- RECORDS FOR THIS EXERCISE:
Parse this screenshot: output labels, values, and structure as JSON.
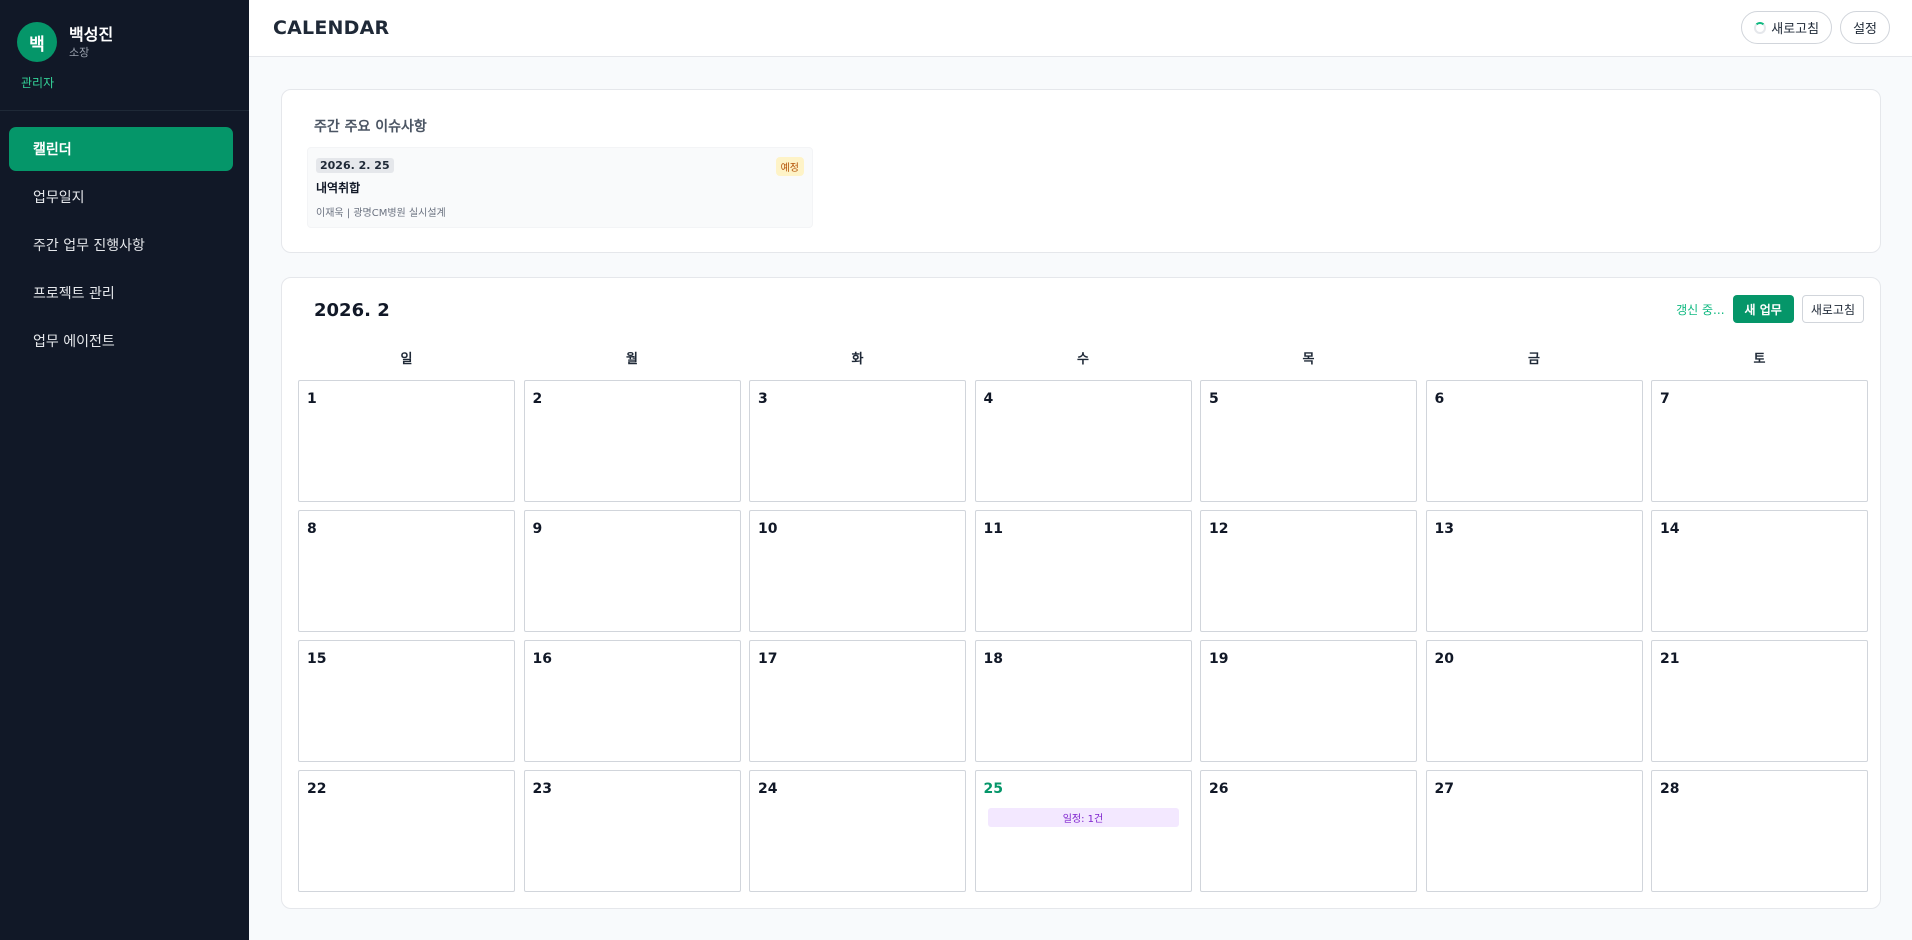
{
  "user": {
    "avatar_initial": "백",
    "name": "백성진",
    "title": "소장",
    "role": "관리자"
  },
  "nav": [
    {
      "label": "캘린더",
      "active": true
    },
    {
      "label": "업무일지",
      "active": false
    },
    {
      "label": "주간 업무 진행사항",
      "active": false
    },
    {
      "label": "프로젝트 관리",
      "active": false
    },
    {
      "label": "업무 에이전트",
      "active": false
    }
  ],
  "header": {
    "title": "CALENDAR",
    "refresh_label": "새로고침",
    "settings_label": "설정"
  },
  "issues": {
    "title": "주간 주요 이슈사항",
    "items": [
      {
        "date": "2026. 2. 25",
        "badge": "예정",
        "name": "내역취합",
        "meta": "이재욱 | 광명CM병원 실시설계"
      }
    ]
  },
  "calendar": {
    "title": "2026. 2",
    "status_text": "갱신 중...",
    "new_label": "새 업무",
    "refresh_label": "새로고침",
    "weekdays": [
      "일",
      "월",
      "화",
      "수",
      "목",
      "금",
      "토"
    ],
    "days": [
      {
        "num": "1"
      },
      {
        "num": "2"
      },
      {
        "num": "3"
      },
      {
        "num": "4"
      },
      {
        "num": "5"
      },
      {
        "num": "6"
      },
      {
        "num": "7"
      },
      {
        "num": "8"
      },
      {
        "num": "9"
      },
      {
        "num": "10"
      },
      {
        "num": "11"
      },
      {
        "num": "12"
      },
      {
        "num": "13"
      },
      {
        "num": "14"
      },
      {
        "num": "15"
      },
      {
        "num": "16"
      },
      {
        "num": "17"
      },
      {
        "num": "18"
      },
      {
        "num": "19"
      },
      {
        "num": "20"
      },
      {
        "num": "21"
      },
      {
        "num": "22"
      },
      {
        "num": "23"
      },
      {
        "num": "24"
      },
      {
        "num": "25",
        "today": true,
        "event": "일정: 1건"
      },
      {
        "num": "26"
      },
      {
        "num": "27"
      },
      {
        "num": "28"
      }
    ]
  },
  "colors": {
    "sidebar_bg": "#111827",
    "accent": "#059669",
    "event_bg": "#f3e8ff",
    "event_text": "#7e22ce",
    "badge_bg": "#fef3c7"
  }
}
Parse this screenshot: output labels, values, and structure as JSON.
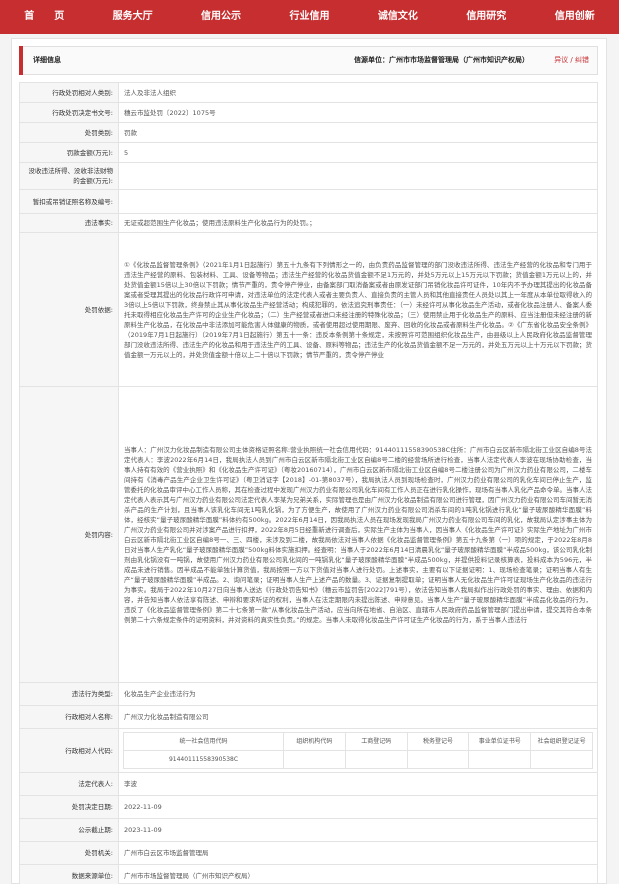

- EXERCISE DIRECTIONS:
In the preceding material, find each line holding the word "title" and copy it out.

- SOLUTION BELOW:
    "title": "소장",
    "title": "CALENDAR",
    "title": "주간 주요 이슈사항",
    "title": "2026. 2",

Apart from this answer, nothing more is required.